"Based upon the questions from the bench, I am predicting that there's likely to be a 5-4 ruling in this case. I tend to think it's a 5-4 ruling holding that the individual mandate is unconstitutional," said Lee on Fox Business Tuesday.
The high court is in its second of three days day of oral arguments to determine the legality of the healthcare reform law, which was passed in 2010 and has since been challenged in the lower courts by numerous state governments.
The Utah senator said that he was basing his conclusions on Supreme Court Justice Anthony Kennedy's questions, body language and reactions from the bench Tuesday.
Lee said that he sensed Kennedy, who is considered the traditional swing vote on the court, appeared "very skeptical" about the Justice Department's argument in defense of the mandate.
Most Republican lawmakers leaving the Supreme Court on Tuesday agreed with Lee's assessment, and predicted that the government will have a tough time finding a fifth justice to uphold the law's individual mandate.

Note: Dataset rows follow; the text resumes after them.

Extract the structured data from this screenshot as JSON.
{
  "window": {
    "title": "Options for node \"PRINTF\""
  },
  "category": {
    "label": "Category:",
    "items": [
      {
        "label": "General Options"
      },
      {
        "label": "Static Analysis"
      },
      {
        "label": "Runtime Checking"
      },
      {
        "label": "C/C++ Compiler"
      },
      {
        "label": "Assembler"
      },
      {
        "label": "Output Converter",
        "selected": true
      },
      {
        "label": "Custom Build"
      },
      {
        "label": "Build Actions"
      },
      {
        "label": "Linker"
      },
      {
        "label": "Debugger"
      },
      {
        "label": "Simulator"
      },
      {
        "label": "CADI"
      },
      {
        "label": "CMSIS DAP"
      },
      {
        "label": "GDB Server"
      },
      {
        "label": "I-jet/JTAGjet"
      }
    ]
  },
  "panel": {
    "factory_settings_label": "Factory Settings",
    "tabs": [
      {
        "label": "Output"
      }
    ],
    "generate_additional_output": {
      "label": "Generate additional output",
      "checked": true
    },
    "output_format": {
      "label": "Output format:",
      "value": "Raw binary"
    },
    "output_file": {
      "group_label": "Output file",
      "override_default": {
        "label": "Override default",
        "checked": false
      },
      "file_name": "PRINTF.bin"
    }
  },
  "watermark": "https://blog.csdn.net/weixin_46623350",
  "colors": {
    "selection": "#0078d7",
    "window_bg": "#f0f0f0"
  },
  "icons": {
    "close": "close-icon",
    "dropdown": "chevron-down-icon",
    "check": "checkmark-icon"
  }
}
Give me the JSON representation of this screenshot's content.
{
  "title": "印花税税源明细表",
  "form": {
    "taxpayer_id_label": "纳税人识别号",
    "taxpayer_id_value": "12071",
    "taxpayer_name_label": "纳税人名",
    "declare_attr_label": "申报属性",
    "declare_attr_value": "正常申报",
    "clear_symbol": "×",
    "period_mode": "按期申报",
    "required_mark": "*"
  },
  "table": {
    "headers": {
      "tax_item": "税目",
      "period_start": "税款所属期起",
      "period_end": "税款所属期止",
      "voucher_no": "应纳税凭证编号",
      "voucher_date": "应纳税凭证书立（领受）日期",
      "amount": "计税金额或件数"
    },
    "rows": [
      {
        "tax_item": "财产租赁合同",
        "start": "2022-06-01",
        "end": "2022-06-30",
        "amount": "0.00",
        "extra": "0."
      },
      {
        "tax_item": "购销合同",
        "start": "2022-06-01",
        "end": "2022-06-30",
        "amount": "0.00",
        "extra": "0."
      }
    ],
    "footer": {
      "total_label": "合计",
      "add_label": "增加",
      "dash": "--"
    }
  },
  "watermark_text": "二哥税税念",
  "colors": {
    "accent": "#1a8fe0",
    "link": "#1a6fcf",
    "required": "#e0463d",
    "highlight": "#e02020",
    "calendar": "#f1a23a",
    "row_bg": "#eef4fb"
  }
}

Lee, who clerked for Supreme Court Justice Samuel Alito on the U.S. Court of Appeals for the Third Circuit Court, also noted that today's hearing was uncharacteristically "lively."
"First two-hour argument in one case in one sitting and very active questioning from the bench," Lee said.